Housed in the Royal Hospital Kilmainham, the IRISH MUSEUM OF MODERN ART (IMMA) is one of the finest 17th-century buildings in Ireland – it’s worth a visit for the courtyard alone, and curates some of the country’s most dynamic contemporary art. (Military Road, Dublin 8, 01 612 9900; imma.ie)
INDUSTRY would not be out of place in Berlin or Copenhagen. It’s a homeware store selling vintage, upcycled and new textiles, plus beautifully handcrafted furniture and accessories, amazing wool blankets and great gifts. (Drury Street, Dublin 2, 01 613 9111; industrydesign.ie)
An insider’s guide to
Dublin Living Dinners chef and pop-up princess Katie Sanderson takes us on a tasty trip across Dublin city.
GROGAN’S PUB A favourite watering hole of the poet Patrick Kavanagh, it’s the perfect place for long conversations with strangers and somewhere that “just the one” often turns into many pints. Grogan’s is still a preferred destination for many poets and artists, and also a wonderful people-watching spot. (South William Street, Dublin 2, 01 677 9320; groganspub.ie)
Starting at 8am on Saturday,, TEMPLE BAR FOOD MARKET is where e locals go to get some of the city’s best st vegetables (from the McNally stall), fresh h baked sourdough (Le Levain), oysters, s, coffee, juice and all-things edible. Gett there early to avoid disappointment, a walk through Temple Bar in the morningg is probably the nicest time to visit thiss cultural quarter – before the rest of the tourists arrive! Also, stop by the Gutter er Bookshop (gutterbookshop.com), or checkk out the shops around Cow’s Lane..

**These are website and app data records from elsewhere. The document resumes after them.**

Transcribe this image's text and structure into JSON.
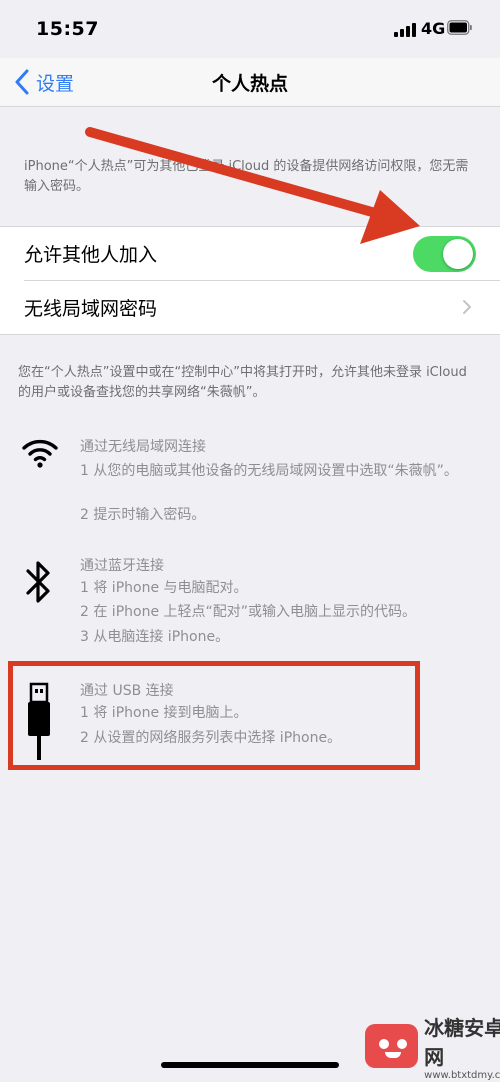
{
  "status": {
    "time": "15:57",
    "network": "4G"
  },
  "nav": {
    "back_label": "设置",
    "title": "个人热点"
  },
  "description": "iPhone“个人热点”可为其他已登录 iCloud 的设备提供网络访问权限，您无需输入密码。",
  "settings": {
    "allow_others_label": "允许其他人加入",
    "allow_others_on": true,
    "wifi_password_label": "无线局域网密码"
  },
  "footer_info": "您在“个人热点”设置中或在“控制中心”中将其打开时，允许其他未登录 iCloud 的用户或设备查找您的共享网络“朱薇帆”。",
  "methods": {
    "wifi": {
      "icon": "wifi-icon",
      "title": "通过无线局域网连接",
      "steps": [
        "1 从您的电脑或其他设备的无线局域网设置中选取“朱薇帆”。",
        "2 提示时输入密码。"
      ]
    },
    "bluetooth": {
      "icon": "bluetooth-icon",
      "title": "通过蓝牙连接",
      "steps": [
        "1 将 iPhone 与电脑配对。",
        "2 在 iPhone 上轻点“配对”或输入电脑上显示的代码。",
        "3 从电脑连接 iPhone。"
      ]
    },
    "usb": {
      "icon": "usb-cable-icon",
      "title": "通过 USB 连接",
      "steps": [
        "1 将 iPhone 接到电脑上。",
        "2 从设置的网络服务列表中选择 iPhone。"
      ]
    }
  },
  "watermark": {
    "name": "冰糖安卓网",
    "url": "www.btxtdmy.com"
  },
  "colors": {
    "accent": "#2f7cf6",
    "toggle_on": "#4cd964",
    "annotation_red": "#d83a22"
  }
}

More about out Katie
Katie Sanderson was born in Hong a, Kong, lived in Kenya, in but has called Dublin home for the last 15 years. She has th worked as a chef both here and abroad, and last year launched a series of raw food pop-ups called Livingg Dinners in unusual locations (livingdinners. com/@livingdinners). She also collaborated on a temporary vegetarian café in Temple Bar Gallery called The Hare, and this summer is working on Dillisk, a temporary restaurant in the west of Ireland: a converted boat shed serving up tasting menus made from nationally sourced produce.
Over on Merrion Row, ETTO (01 678 8872; etto.ie) is a new wine bar and Italian-inspired eatery, above, that does great lunches, brilliant dinners, and has a wine menu that focuses on interesting grape varieties and small producers. Relatively small – so frequently packed, due to its deserved popularity – it’s best to book well ahead to secure a table. It’s also a stone’s throw away from Dublin’s brilliant Natural Museum of Ireland – Natural History, left (01 677 7444; museum.ie).